(PROBLEM) Search the data for the word "JSON". Reproduce every line where it is found.

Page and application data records

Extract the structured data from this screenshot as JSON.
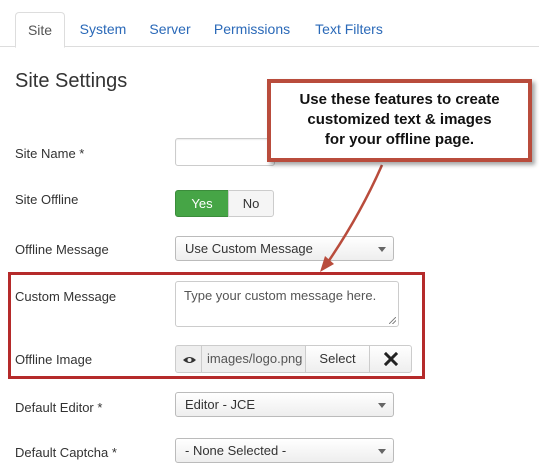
{
  "tabs": [
    {
      "label": "Site",
      "active": true
    },
    {
      "label": "System",
      "active": false
    },
    {
      "label": "Server",
      "active": false
    },
    {
      "label": "Permissions",
      "active": false
    },
    {
      "label": "Text Filters",
      "active": false
    }
  ],
  "section_title": "Site Settings",
  "fields": {
    "site_name": {
      "label": "Site Name *",
      "value": ""
    },
    "site_offline": {
      "label": "Site Offline",
      "yes": "Yes",
      "no": "No",
      "selected": "Yes"
    },
    "offline_message": {
      "label": "Offline Message",
      "value": "Use Custom Message"
    },
    "custom_message": {
      "label": "Custom Message",
      "placeholder": "Type your custom message here."
    },
    "offline_image": {
      "label": "Offline Image",
      "value": "images/logo.png",
      "select_label": "Select",
      "clear_icon": "close-icon",
      "preview_icon": "eye-icon"
    },
    "default_editor": {
      "label": "Default Editor *",
      "value": "Editor - JCE"
    },
    "default_captcha": {
      "label": "Default Captcha *",
      "value": "- None Selected -"
    }
  },
  "callout": {
    "lines": [
      "Use these features to create",
      "customized text & images",
      "for your offline page."
    ]
  },
  "colors": {
    "accent_green": "#46a546",
    "link_blue": "#2a69b8",
    "highlight_red": "#b52a2a"
  }
}
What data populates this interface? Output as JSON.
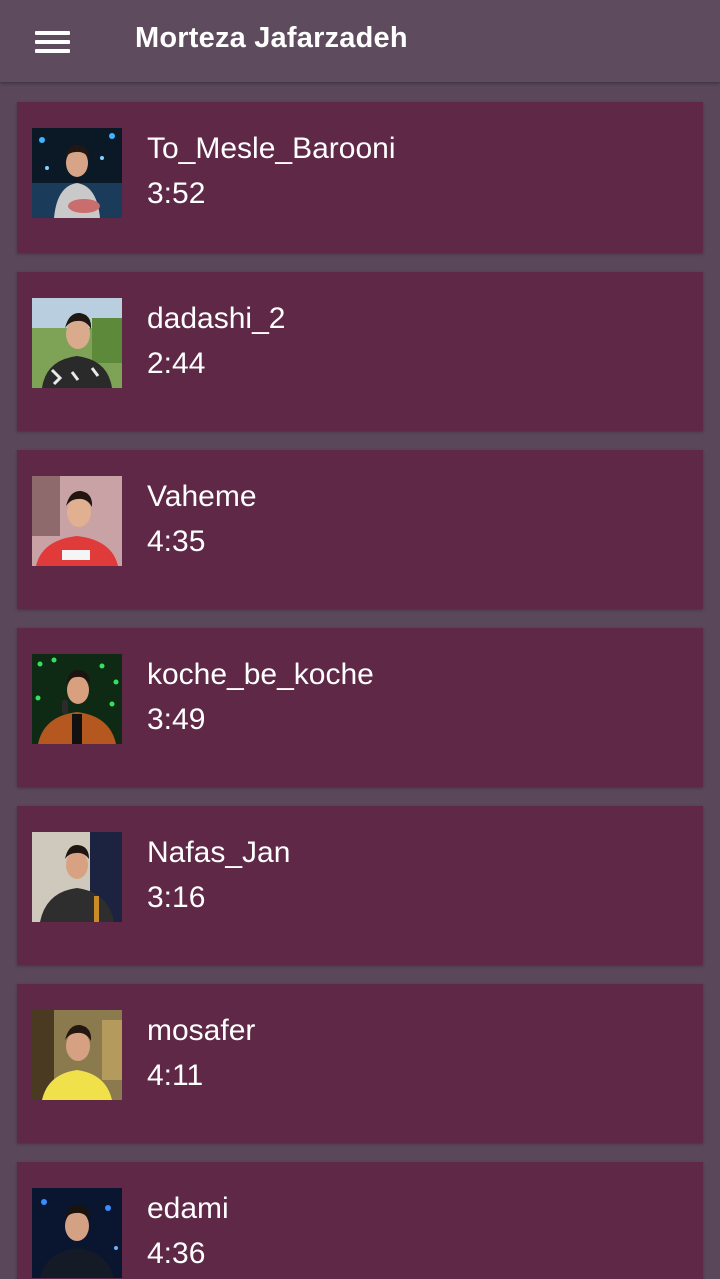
{
  "appbar": {
    "title": "Morteza Jafarzadeh",
    "menu_icon": "hamburger-menu-icon"
  },
  "colors": {
    "background": "#5a485a",
    "appbar": "#5e4b5e",
    "card": "#5e2846",
    "text": "#ffffff"
  },
  "songs": [
    {
      "name": "To_Mesle_Barooni",
      "duration": "3:52",
      "thumb": "artist-photo"
    },
    {
      "name": "dadashi_2",
      "duration": "2:44",
      "thumb": "artist-photo"
    },
    {
      "name": "Vaheme",
      "duration": "4:35",
      "thumb": "artist-photo"
    },
    {
      "name": "koche_be_koche",
      "duration": "3:49",
      "thumb": "artist-photo"
    },
    {
      "name": "Nafas_Jan",
      "duration": "3:16",
      "thumb": "artist-photo"
    },
    {
      "name": "mosafer",
      "duration": "4:11",
      "thumb": "artist-photo"
    },
    {
      "name": "edami",
      "duration": "4:36",
      "thumb": "artist-photo"
    }
  ]
}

(ANSWER TO THIS TASK)
Extract the structured data from this screenshot as JSON.
What data populates this interface? Output as JSON.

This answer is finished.